What is Yoga?

What is Yoga? Yoga means “union”, derived from the Sanskrit root “yui” which means “to yoke” or “to join”. Yoga is a collection of spiritual practices designed to unite our body, mind and breath for self-realization. Yoga originated in India during the Vedic period, around 1500 BC.  At the end of the Vedas, around 800 BC a less dogmatic and more experiential approach came into being during the Upanishads. Classical Yoga, rooted in Samkhya philosophy, was codified in a text called The Yoga Sutras of Patanjali around 250 BC.  Only much later, during the rise of Tantra, more oriented, physical forms of Yoga developed.

There are many different Yoga paths to “union”, but the one most popular in the West today is “Hatha” Yoga, which involves physical exercises, breathing techniques and meditation to cultivate vitality of body, and clarity of mind. All physical Yoga styles from Iyengar, Ashtanga, Vinyasa to Yin, Jivamukti, Synergy, etc are forms of Hatha Yoga. Ha refers to ”sun” & ”high pressure”, and Tha refers to ”moon” & ”low pressure.” Hatha Yoga  is “the union of sun / high pressure and moon / low pressure”, the union of opposite hemispheres of the brain, opposite sides of the body, and so on. Yoga inspires balance, integration and oneness.

The benefits of physical Yoga exercises include increased strength and flexibility, relaxation, and physiologically improves the circulation of energy, vital substances and information through the body. Hatha Yoga stimulates circulation by creating regions of differential pressure throughout the body for optimal energy flow. Our Yoga practice starts by removing obstacles in the body, mind and breath, to untie the knots that bind us, in order to unite all aspects of our self.

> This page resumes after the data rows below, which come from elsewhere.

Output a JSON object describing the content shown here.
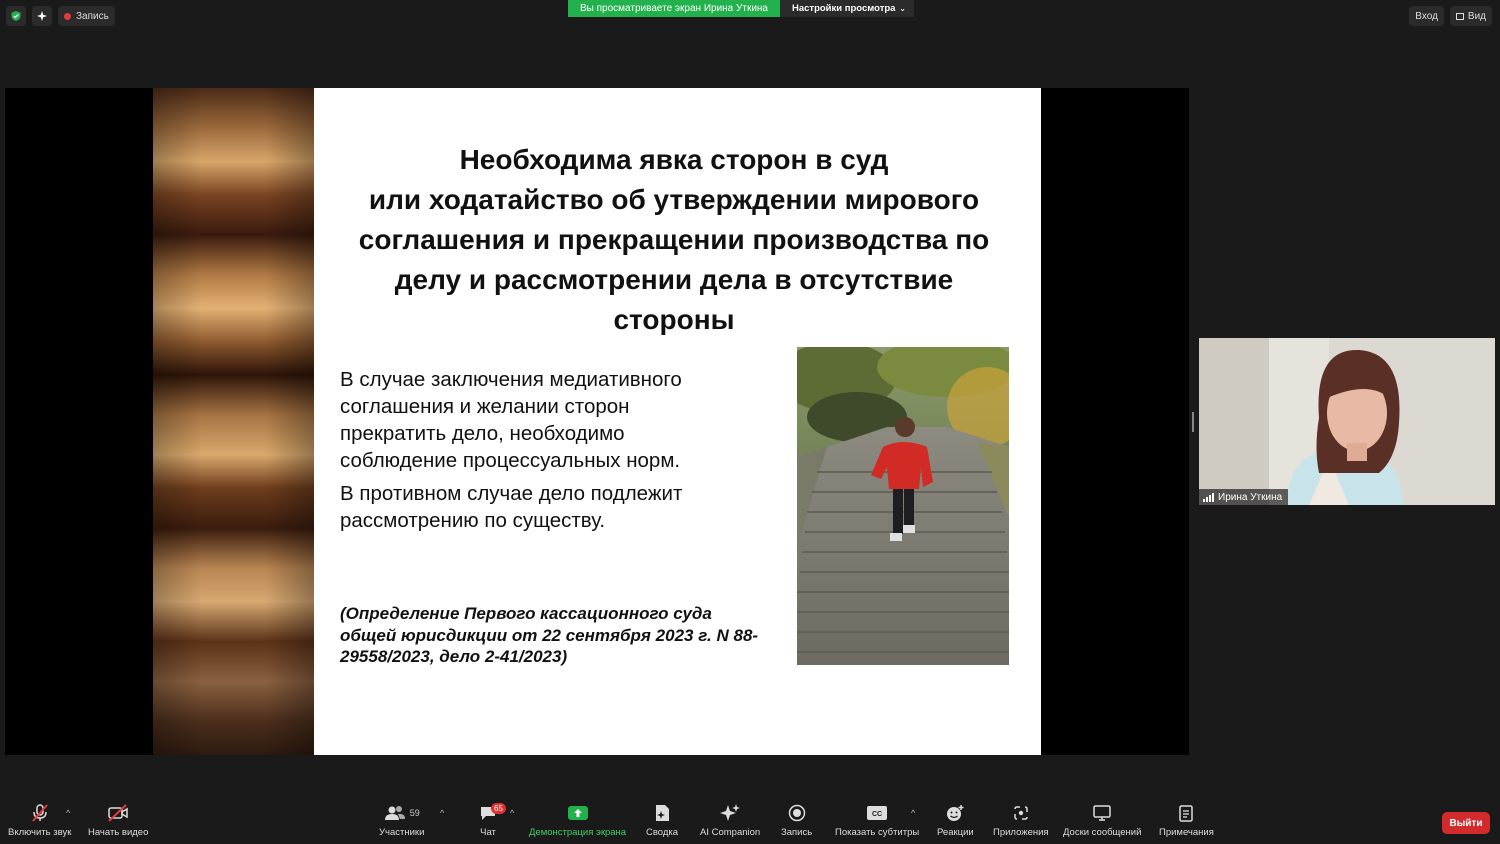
{
  "top_bar": {
    "record_label": "Запись",
    "share_banner": "Вы просматриваете экран Ирина Уткина",
    "view_settings": "Настройки просмотра",
    "enter_label": "Вход",
    "view_label": "Вид",
    "accent_green": "#23b14d"
  },
  "slide": {
    "title_lines": [
      "Необходима явка сторон в суд",
      "или ходатайство об утверждении мирового",
      "соглашения и прекращении производства по",
      "делу и рассмотрении дела в отсутствие",
      "стороны"
    ],
    "para1_lines": [
      "В случае заключения медиативного",
      "соглашения и желании сторон",
      "прекратить дело, необходимо",
      "соблюдение процессуальных норм."
    ],
    "para2_lines": [
      "В противном случае дело подлежит",
      "рассмотрению по существу."
    ],
    "citation_lines": [
      "(Определение Первого кассационного суда",
      "общей юрисдикции от 22 сентября 2023 г. N 88-",
      "29558/2023, дело 2-41/2023)"
    ],
    "photo": "person-running-up-stone-stairs"
  },
  "participant": {
    "name": "Ирина Уткина"
  },
  "toolbar": {
    "mute_label": "Включить звук",
    "video_label": "Начать видео",
    "participants_label": "Участники",
    "participants_count": "59",
    "chat_label": "Чат",
    "chat_badge": "65",
    "share_label": "Демонстрация экрана",
    "summary_label": "Сводка",
    "ai_label": "AI Companion",
    "record_label": "Запись",
    "captions_label": "Показать субтитры",
    "reactions_label": "Реакции",
    "apps_label": "Приложения",
    "whiteboards_label": "Доски сообщений",
    "notes_label": "Примечания",
    "leave_label": "Выйти",
    "leave_color": "#d12b2b"
  }
}
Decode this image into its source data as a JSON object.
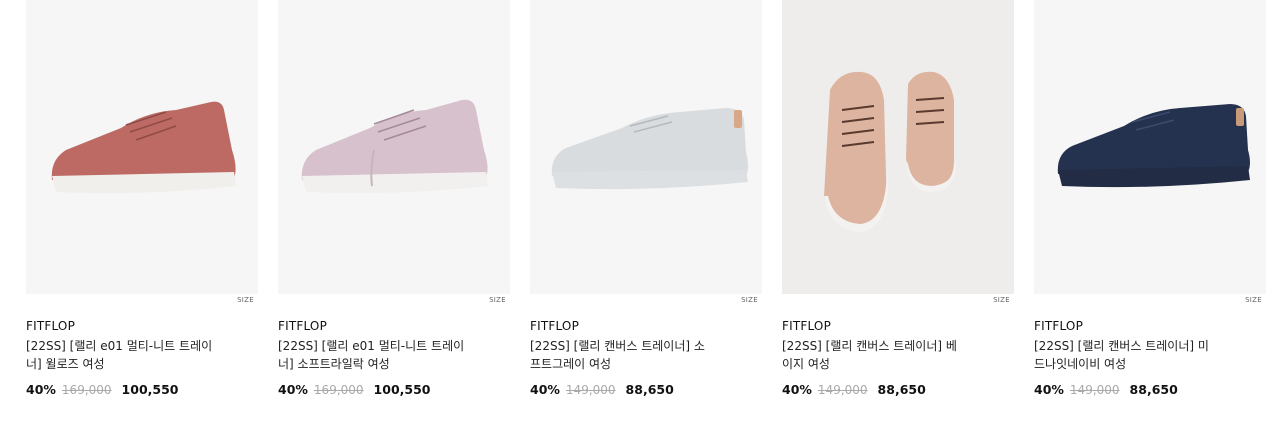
{
  "products": [
    {
      "brand": "FITFLOP",
      "title_line1": "[22SS] [랠리 e01 멀티-니트 트레이",
      "title_line2": "너] 윌로즈 여성",
      "size_label": "SIZE",
      "discount": "40%",
      "original_price": "169,000",
      "final_price": "100,550",
      "shoe_color": "#bd6a64",
      "sole_color": "#f1efec",
      "image_bg": "#f6f6f6"
    },
    {
      "brand": "FITFLOP",
      "title_line1": "[22SS] [랠리 e01 멀티-니트 트레이",
      "title_line2": "너] 소프트라일락 여성",
      "size_label": "SIZE",
      "discount": "40%",
      "original_price": "169,000",
      "final_price": "100,550",
      "shoe_color": "#d7c1cc",
      "sole_color": "#f2f0ee",
      "image_bg": "#f6f6f6"
    },
    {
      "brand": "FITFLOP",
      "title_line1": "[22SS] [랠리 캔버스 트레이너] 소",
      "title_line2": "프트그레이 여성",
      "size_label": "SIZE",
      "discount": "40%",
      "original_price": "149,000",
      "final_price": "88,650",
      "shoe_color": "#d9dcdf",
      "sole_color": "#dde0e3",
      "image_bg": "#f6f6f6"
    },
    {
      "brand": "FITFLOP",
      "title_line1": "[22SS] [랠리 캔버스 트레이너] 베",
      "title_line2": "이지 여성",
      "size_label": "SIZE",
      "discount": "40%",
      "original_price": "149,000",
      "final_price": "88,650",
      "shoe_color": "#ddb4a0",
      "sole_color": "#f4f2f0",
      "image_bg": "#efedeb"
    },
    {
      "brand": "FITFLOP",
      "title_line1": "[22SS] [랠리 캔버스 트레이너] 미",
      "title_line2": "드나잇네이비 여성",
      "size_label": "SIZE",
      "discount": "40%",
      "original_price": "149,000",
      "final_price": "88,650",
      "shoe_color": "#25324f",
      "sole_color": "#222d45",
      "image_bg": "#f6f6f6"
    }
  ]
}
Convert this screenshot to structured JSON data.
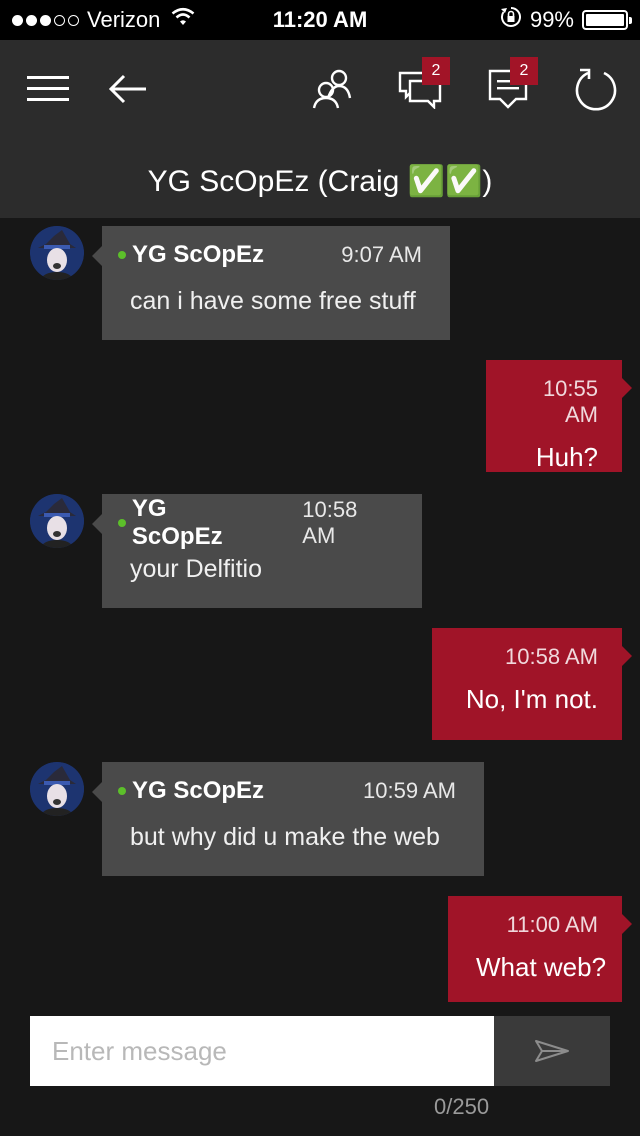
{
  "status_bar": {
    "carrier": "Verizon",
    "time": "11:20 AM",
    "battery": "99%",
    "battery_level": 0.99,
    "signal_bars": 3,
    "signal_max": 5
  },
  "nav": {
    "icons": [
      "menu-icon",
      "back-arrow-icon",
      "friends-icon",
      "conversations-icon",
      "messages-icon",
      "refresh-icon"
    ],
    "conversations_badge": "2",
    "messages_badge": "2"
  },
  "conversation": {
    "title": "YG ScOpEz (Craig ✅✅)"
  },
  "messages": [
    {
      "direction": "in",
      "sender": "YG ScOpEz",
      "time": "9:07 AM",
      "text": "can i have some free stuff"
    },
    {
      "direction": "out",
      "time": "10:55 AM",
      "text": "Huh?"
    },
    {
      "direction": "in",
      "sender": "YG ScOpEz",
      "time": "10:58 AM",
      "text": "your Delfitio"
    },
    {
      "direction": "out",
      "time": "10:58 AM",
      "text": "No, I'm not."
    },
    {
      "direction": "in",
      "sender": "YG ScOpEz",
      "time": "10:59 AM",
      "text": "but why did u make the web"
    },
    {
      "direction": "out",
      "time": "11:00 AM",
      "text": "What web?"
    }
  ],
  "composer": {
    "placeholder": "Enter message",
    "value": "",
    "char_count": "0/250"
  },
  "colors": {
    "accent": "#a01428",
    "incoming_bubble": "#4a4a4a",
    "presence_online": "#5cbf2a",
    "chat_background": "#171717",
    "header_background": "#2c2c2c"
  }
}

The ultimate purpose of Yoga is the union of individual consciousness (prakriti / physical form) with universal consciousness (purusha / infinite formlessness), reflected in a blissful state of being called “samadhi” or oneness. In Sutra 1.2 Patanjali defines Yoga : “Yoga is the stilling of the fluctuations of the mind”.  When our mind stops to identify with external forms, and turns inward to realize the self as infinite life-force, not separate, but in fact one with every living being, then there is a peaceful feeling of of union, or Yoga.